Penn continues to weave fairy tales: his boys pick up the adventures of Grumwald (the hero-prince of the bedtime stories first told in the emergency room) — and they help all of them to see themselves for who they truly are. “Bedtime stories were a group activity. And because showing the pictures all around to everyone involved a great deal of squirming and shoving and pinching and pushing and get-outta-my-ways and he-farted-on-mes and you-got-to-look-longer-than-I-dids, Penn often resorted to telling stories rather than reading them. He had a magic book he read from. It was an empty spiral notebook. He showed the boys it was blank so that there was no clamoring to see. And then he read it ot them. Like magic” (p.28).

And sometimes, thoughtful, complicated fairy-tales that buck the Disneyfied arc are exactly the princess stories we need to hear.

“You find out you’re not alone. And so does everyone else. That’s how everything gets better. You share your secret, and I’ll do the rest. You share your secret, and you change the world.”

“It’s not that easy,” Grumwald felt his lungs stiching to become one in his chest. “I can’t just share my secret. It’s hard to explain. It’s hard to understand. It’s complicated.

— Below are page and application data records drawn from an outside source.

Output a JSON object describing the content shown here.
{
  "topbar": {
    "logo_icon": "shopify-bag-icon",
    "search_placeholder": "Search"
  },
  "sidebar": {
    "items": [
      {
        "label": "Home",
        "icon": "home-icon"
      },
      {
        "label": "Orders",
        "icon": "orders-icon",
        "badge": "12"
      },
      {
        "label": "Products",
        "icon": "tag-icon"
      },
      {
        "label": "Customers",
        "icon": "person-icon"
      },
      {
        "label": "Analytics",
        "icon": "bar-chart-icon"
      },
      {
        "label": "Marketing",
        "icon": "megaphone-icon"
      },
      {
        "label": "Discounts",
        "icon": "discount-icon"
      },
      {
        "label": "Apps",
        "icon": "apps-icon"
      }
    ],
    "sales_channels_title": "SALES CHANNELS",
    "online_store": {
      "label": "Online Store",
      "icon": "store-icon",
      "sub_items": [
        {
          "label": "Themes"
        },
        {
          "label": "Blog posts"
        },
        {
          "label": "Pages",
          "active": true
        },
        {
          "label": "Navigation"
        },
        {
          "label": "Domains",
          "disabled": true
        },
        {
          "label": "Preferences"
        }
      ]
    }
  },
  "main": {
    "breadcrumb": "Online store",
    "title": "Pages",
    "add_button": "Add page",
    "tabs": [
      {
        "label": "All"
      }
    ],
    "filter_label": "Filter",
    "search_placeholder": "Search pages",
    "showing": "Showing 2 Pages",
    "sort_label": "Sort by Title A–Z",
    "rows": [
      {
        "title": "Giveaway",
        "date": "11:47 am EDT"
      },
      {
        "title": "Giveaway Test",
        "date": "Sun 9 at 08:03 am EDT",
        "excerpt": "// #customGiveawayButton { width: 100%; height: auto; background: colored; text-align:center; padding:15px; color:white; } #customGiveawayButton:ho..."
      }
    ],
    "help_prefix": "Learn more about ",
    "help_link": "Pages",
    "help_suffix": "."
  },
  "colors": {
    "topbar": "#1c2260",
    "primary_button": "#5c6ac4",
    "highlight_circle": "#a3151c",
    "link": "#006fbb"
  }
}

“Of course it is. It’s life.”

“So how do I do it then? How do I share my secret? What do I tell?”

“Your story.” The witch didn’t even hesitate. “You tell your story. That is what we all must do.”

“That’s not magic,” said Grumwald.

“Of course it is,” said the witch. “Story is the best magic there is.”

p.312